Thank you for giving more information, but I still have to resort to speculation. Here are some things you might want to consider:
- A rear-mounted prop stabilizes the aircraft. Full throttle limits your control power. You would had a better chance of recovery with engine idle.
- No incidence means that the plane needs to compensate for the c.g. location with elevator deflection alone. If your plane is statically stable, it would need to be trimmed with some elevator-down deflection for straight flight. This limits the maximum possible canard lift and your nose-up control power. Better give the canard a few degrees of positive incidence.

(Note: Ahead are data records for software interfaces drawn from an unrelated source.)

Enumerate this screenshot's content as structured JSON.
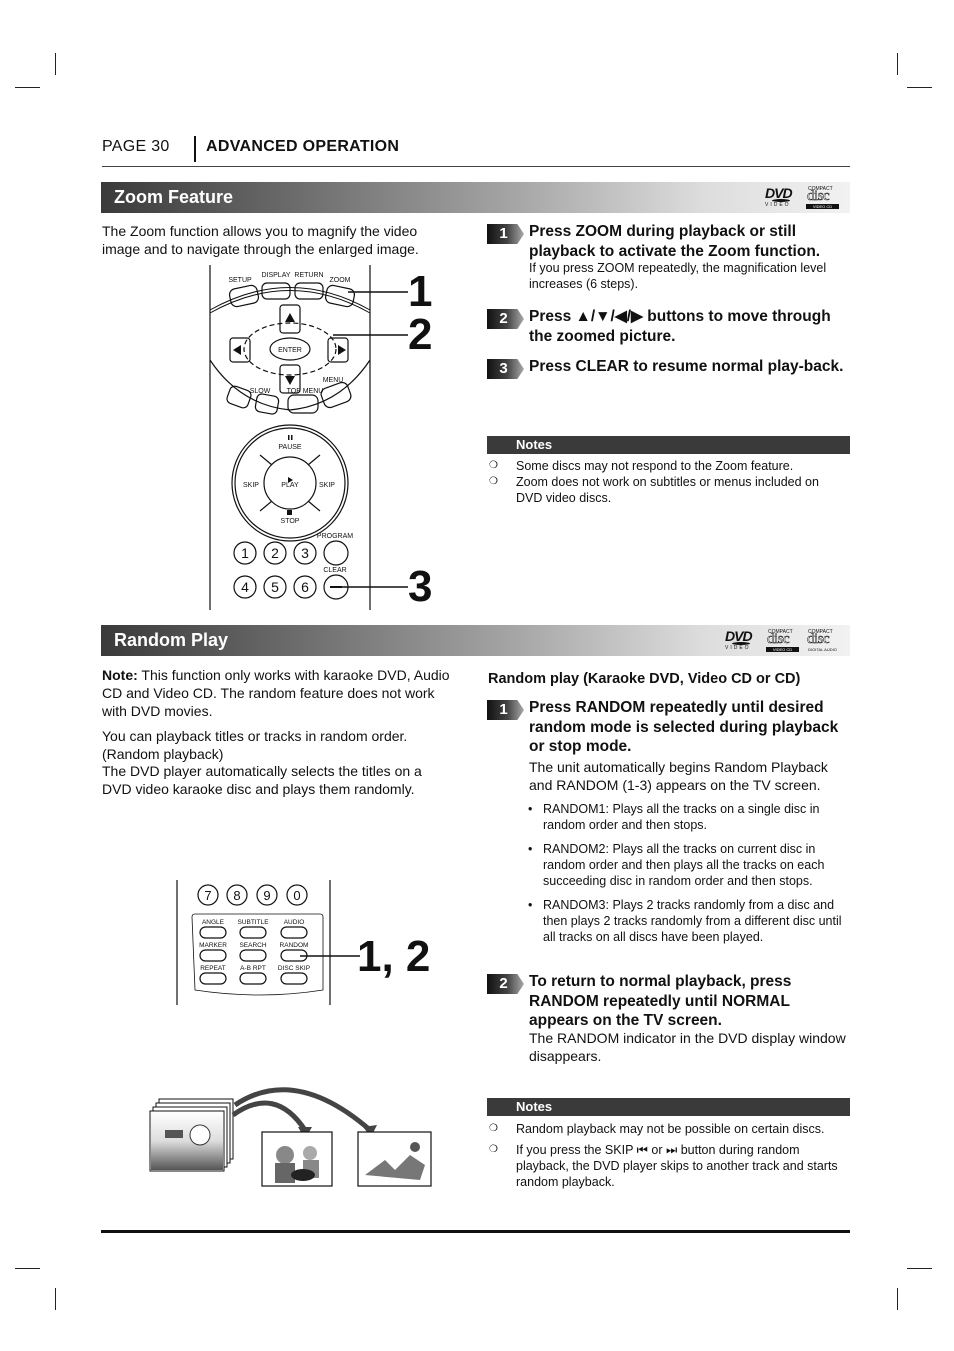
{
  "header": {
    "page_label": "PAGE 30",
    "section_title": "ADVANCED OPERATION"
  },
  "zoom_section": {
    "title": "Zoom Feature",
    "disc_logos": [
      "dvd-video-logo",
      "compact-disc-video-cd-logo"
    ],
    "intro": "The Zoom function allows you to magnify the video image and to navigate through the enlarged image.",
    "remote_labels": {
      "top_buttons": [
        "SETUP",
        "DISPLAY",
        "RETURN",
        "ZOOM"
      ],
      "enter": "ENTER",
      "slow": "SLOW",
      "top_menu": "TOP MENU",
      "menu": "MENU",
      "pause": "PAUSE",
      "play": "PLAY",
      "skip_back": "SKIP",
      "skip_fwd": "SKIP",
      "stop": "STOP",
      "program": "PROGRAM",
      "clear": "CLEAR",
      "digits_row1": [
        "1",
        "2",
        "3"
      ],
      "digits_row2": [
        "4",
        "5",
        "6"
      ]
    },
    "callouts": [
      "1",
      "2",
      "3"
    ],
    "steps": [
      {
        "number": "1",
        "heading": "Press ZOOM during playback or still playback to activate the Zoom function.",
        "detail": "If you press ZOOM repeatedly, the magnification level increases (6 steps)."
      },
      {
        "number": "2",
        "heading": "Press ▲/▼/◀/▶ buttons to move through the zoomed picture.",
        "detail": ""
      },
      {
        "number": "3",
        "heading": "Press CLEAR to resume normal play-back.",
        "detail": ""
      }
    ],
    "notes_title": "Notes",
    "notes": [
      "Some discs may not respond to the Zoom feature.",
      "Zoom does not work on subtitles or menus included on DVD video discs."
    ]
  },
  "random_section": {
    "title": "Random Play",
    "disc_logos": [
      "dvd-video-logo",
      "compact-disc-video-cd-logo",
      "compact-disc-digital-audio-logo"
    ],
    "note_label": "Note:",
    "note_text": " This function only works with karaoke DVD, Audio CD and Video CD. The random feature does not work with DVD movies.",
    "para1": "You can playback titles or tracks in random order. (Random playback)",
    "para2": "The DVD player automatically selects the titles on a DVD video karaoke disc and plays them randomly.",
    "subheading": "Random play (Karaoke DVD, Video CD or CD)",
    "remote_labels": {
      "digits": [
        "7",
        "8",
        "9",
        "0"
      ],
      "row1": [
        "ANGLE",
        "SUBTITLE",
        "AUDIO"
      ],
      "row2": [
        "MARKER",
        "SEARCH",
        "RANDOM"
      ],
      "row3": [
        "REPEAT",
        "A-B RPT",
        "DISC SKIP"
      ]
    },
    "callout": "1, 2",
    "steps": [
      {
        "number": "1",
        "heading": "Press RANDOM repeatedly until desired random mode is selected during playback or stop mode.",
        "detail": "The unit automatically begins Random Playback and RANDOM (1-3) appears on the TV screen."
      },
      {
        "number": "2",
        "heading": "To return to normal playback, press RANDOM repeatedly until NORMAL appears on the TV screen.",
        "detail": "The RANDOM indicator in the DVD display window disappears."
      }
    ],
    "modes": [
      "RANDOM1: Plays all the tracks on a single disc in random order and then stops.",
      "RANDOM2: Plays all the tracks on current disc in random order and then plays all the tracks on each succeeding disc in random order and then stops.",
      "RANDOM3: Plays 2 tracks randomly from a disc and then plays 2 tracks randomly from a different disc until all tracks on all discs have been played."
    ],
    "notes_title": "Notes",
    "notes": [
      "Random playback may not be possible on certain discs.",
      "If you press the SKIP ⏮ or ⏭ button during random playback, the DVD player skips to another track and starts random playback."
    ]
  }
}
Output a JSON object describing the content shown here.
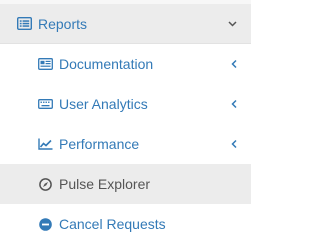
{
  "menu": {
    "header": {
      "label": "Reports",
      "icon": "list-alt-icon",
      "state_icon": "chevron-down-icon"
    },
    "items": [
      {
        "label": "Documentation",
        "icon": "newspaper-icon",
        "expand_icon": "chevron-left-icon"
      },
      {
        "label": "User Analytics",
        "icon": "keyboard-icon",
        "expand_icon": "chevron-left-icon"
      },
      {
        "label": "Performance",
        "icon": "line-chart-icon",
        "expand_icon": "chevron-left-icon"
      },
      {
        "label": "Pulse Explorer",
        "icon": "compass-icon",
        "active": true
      },
      {
        "label": "Cancel Requests",
        "icon": "minus-circle-icon"
      }
    ]
  },
  "colors": {
    "link": "#337ab7",
    "active_text": "#555555",
    "active_bg": "#ececec"
  }
}
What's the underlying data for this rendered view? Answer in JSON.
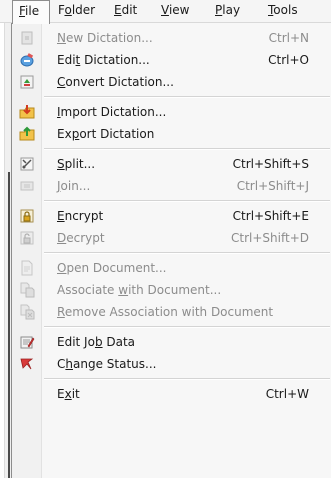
{
  "menubar": {
    "items": [
      {
        "pre": "",
        "key": "F",
        "post": "ile"
      },
      {
        "pre": "F",
        "key": "o",
        "post": "lder"
      },
      {
        "pre": "",
        "key": "E",
        "post": "dit"
      },
      {
        "pre": "",
        "key": "V",
        "post": "iew"
      },
      {
        "pre": "",
        "key": "P",
        "post": "lay"
      },
      {
        "pre": "",
        "key": "T",
        "post": "ools"
      }
    ]
  },
  "file_menu": {
    "items": [
      {
        "pre": "",
        "key": "N",
        "post": "ew Dictation...",
        "shortcut": "Ctrl+N",
        "icon": "new-dictation-icon",
        "enabled": false
      },
      {
        "pre": "Edi",
        "key": "t",
        "post": " Dictation...",
        "shortcut": "Ctrl+O",
        "icon": "edit-dictation-icon",
        "enabled": true
      },
      {
        "pre": "",
        "key": "C",
        "post": "onvert Dictation...",
        "shortcut": "",
        "icon": "convert-dictation-icon",
        "enabled": true
      },
      {
        "pre": "",
        "key": "I",
        "post": "mport Dictation...",
        "shortcut": "",
        "icon": "import-dictation-icon",
        "enabled": true
      },
      {
        "pre": "Ex",
        "key": "p",
        "post": "ort Dictation",
        "shortcut": "",
        "icon": "export-dictation-icon",
        "enabled": true
      },
      {
        "pre": "",
        "key": "S",
        "post": "plit...",
        "shortcut": "Ctrl+Shift+S",
        "icon": "split-icon",
        "enabled": true
      },
      {
        "pre": "",
        "key": "J",
        "post": "oin...",
        "shortcut": "Ctrl+Shift+J",
        "icon": "join-icon",
        "enabled": false
      },
      {
        "pre": "",
        "key": "E",
        "post": "ncrypt",
        "shortcut": "Ctrl+Shift+E",
        "icon": "encrypt-icon",
        "enabled": true
      },
      {
        "pre": "",
        "key": "D",
        "post": "ecrypt",
        "shortcut": "Ctrl+Shift+D",
        "icon": "decrypt-icon",
        "enabled": false
      },
      {
        "pre": "",
        "key": "O",
        "post": "pen Document...",
        "shortcut": "",
        "icon": "open-document-icon",
        "enabled": false
      },
      {
        "pre": "Associate ",
        "key": "w",
        "post": "ith Document...",
        "shortcut": "",
        "icon": "associate-document-icon",
        "enabled": false
      },
      {
        "pre": "",
        "key": "R",
        "post": "emove Association with Document",
        "shortcut": "",
        "icon": "remove-association-icon",
        "enabled": false
      },
      {
        "pre": "Edit Jo",
        "key": "b",
        "post": " Data",
        "shortcut": "",
        "icon": "job-data-icon",
        "enabled": true
      },
      {
        "pre": "C",
        "key": "h",
        "post": "ange Status...",
        "shortcut": "",
        "icon": "change-status-icon",
        "enabled": true
      },
      {
        "pre": "E",
        "key": "x",
        "post": "it",
        "shortcut": "Ctrl+W",
        "icon": "",
        "enabled": true
      }
    ]
  }
}
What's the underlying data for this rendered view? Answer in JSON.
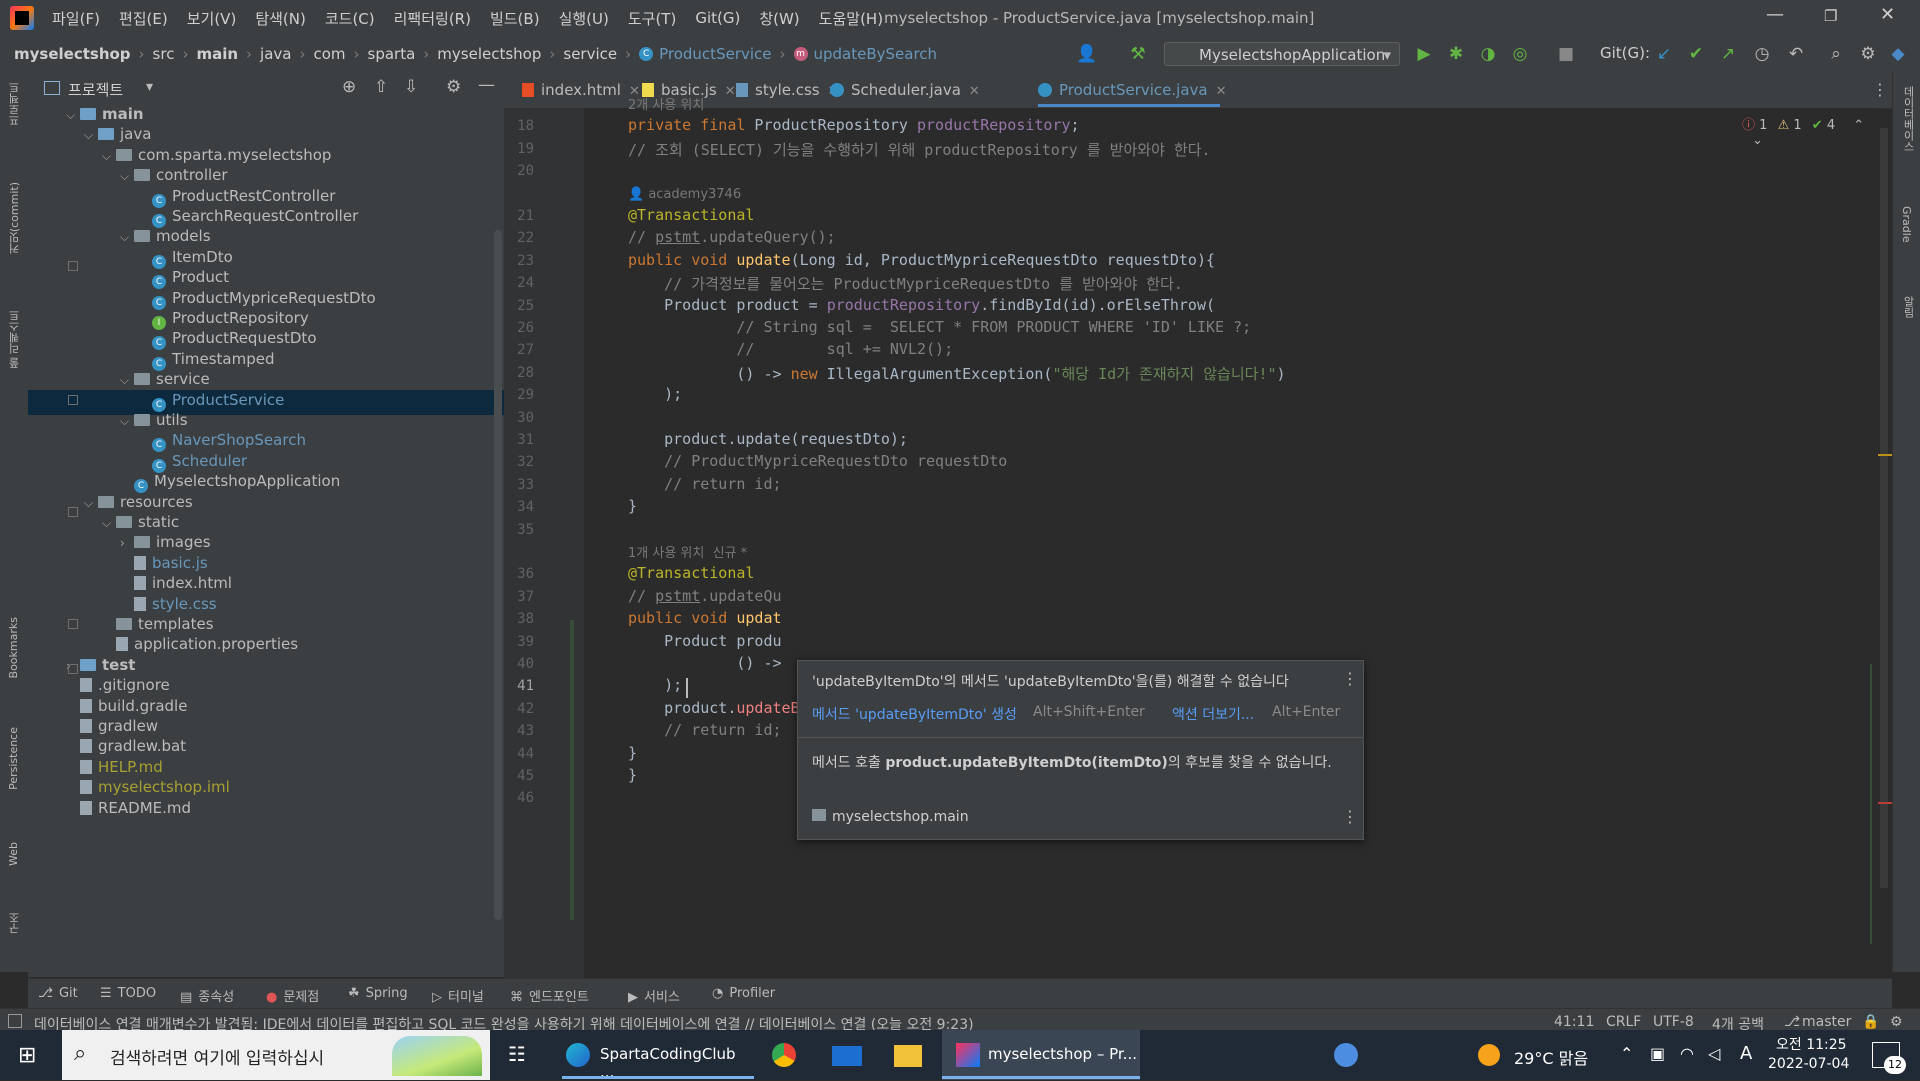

However, from the picture it might well be that you use a full-flying canard. In that case, the incidence is set automatically by trimming, and a nose-up command means increasing the incidence further. Now the control commands do not change the camber of the canard wing which reduces both the amounts of maximum and minimum lift possible. Better use a canard with a stabilizer-elevator combination to increase control power.
You talk of cutting and sanding. Are the wings and canard made from styrofoam? Then @TipStall is right: The plane lacks stiffness. Commanding a descent (what you described as "going down") increased the dynamic pressure and thus the forces warping wings and canard.
For now, I think you suffered a canard wing stall, but I am not able to say why. Either it was aeroelasticity (twisting of wing and canard) or insufficient control power. In that case, use a stabilizer-elevator combination for the canard, throttle your engine and maybe consider a less stable aircraft by shifting the c.g. back a bit.